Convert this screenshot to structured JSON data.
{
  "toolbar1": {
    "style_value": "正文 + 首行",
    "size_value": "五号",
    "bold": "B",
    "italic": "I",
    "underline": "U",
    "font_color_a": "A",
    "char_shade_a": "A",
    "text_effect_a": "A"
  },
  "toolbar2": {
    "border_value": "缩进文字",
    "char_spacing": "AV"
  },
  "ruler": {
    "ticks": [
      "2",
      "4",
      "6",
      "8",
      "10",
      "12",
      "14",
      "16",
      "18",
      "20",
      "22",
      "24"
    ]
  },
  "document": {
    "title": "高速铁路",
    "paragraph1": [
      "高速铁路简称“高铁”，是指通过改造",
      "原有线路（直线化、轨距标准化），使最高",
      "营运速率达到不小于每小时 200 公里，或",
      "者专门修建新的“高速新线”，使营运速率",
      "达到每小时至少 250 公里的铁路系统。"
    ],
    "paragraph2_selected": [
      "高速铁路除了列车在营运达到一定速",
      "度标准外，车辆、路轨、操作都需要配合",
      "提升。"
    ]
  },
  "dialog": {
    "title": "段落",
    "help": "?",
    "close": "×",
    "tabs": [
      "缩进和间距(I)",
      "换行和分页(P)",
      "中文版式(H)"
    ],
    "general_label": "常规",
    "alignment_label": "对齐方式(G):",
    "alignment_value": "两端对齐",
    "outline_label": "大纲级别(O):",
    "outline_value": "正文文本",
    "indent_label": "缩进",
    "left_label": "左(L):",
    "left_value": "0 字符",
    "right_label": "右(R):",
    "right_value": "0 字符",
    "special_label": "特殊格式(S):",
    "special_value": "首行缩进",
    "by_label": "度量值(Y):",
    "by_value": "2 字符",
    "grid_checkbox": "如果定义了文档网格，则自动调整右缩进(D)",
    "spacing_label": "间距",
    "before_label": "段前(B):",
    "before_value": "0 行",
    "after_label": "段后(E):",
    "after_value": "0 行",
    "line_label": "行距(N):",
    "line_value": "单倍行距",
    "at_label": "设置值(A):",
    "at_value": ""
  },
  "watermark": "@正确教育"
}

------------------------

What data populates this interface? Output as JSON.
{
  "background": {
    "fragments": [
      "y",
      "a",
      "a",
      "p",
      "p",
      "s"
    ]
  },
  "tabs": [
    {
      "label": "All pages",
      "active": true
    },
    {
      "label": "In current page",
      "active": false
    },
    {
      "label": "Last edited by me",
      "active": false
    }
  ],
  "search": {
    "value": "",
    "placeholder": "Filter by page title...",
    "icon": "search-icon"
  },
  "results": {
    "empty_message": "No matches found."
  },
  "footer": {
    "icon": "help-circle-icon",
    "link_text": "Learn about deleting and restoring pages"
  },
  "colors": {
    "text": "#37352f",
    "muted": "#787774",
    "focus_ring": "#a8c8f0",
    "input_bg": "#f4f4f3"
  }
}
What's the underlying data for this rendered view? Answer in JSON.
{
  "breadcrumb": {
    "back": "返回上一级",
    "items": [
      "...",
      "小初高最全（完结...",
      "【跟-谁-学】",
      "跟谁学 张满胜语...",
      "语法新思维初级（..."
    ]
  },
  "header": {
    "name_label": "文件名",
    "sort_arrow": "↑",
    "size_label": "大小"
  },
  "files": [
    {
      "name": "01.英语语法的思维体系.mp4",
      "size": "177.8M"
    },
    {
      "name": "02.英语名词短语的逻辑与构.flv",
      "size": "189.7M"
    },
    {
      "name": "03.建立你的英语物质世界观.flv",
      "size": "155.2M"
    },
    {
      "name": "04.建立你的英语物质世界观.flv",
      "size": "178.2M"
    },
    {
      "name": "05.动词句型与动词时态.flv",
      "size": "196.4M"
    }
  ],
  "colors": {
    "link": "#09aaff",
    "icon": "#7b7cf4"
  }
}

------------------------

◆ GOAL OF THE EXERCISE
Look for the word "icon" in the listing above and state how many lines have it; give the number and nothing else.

◆ ANSWER SPACE
3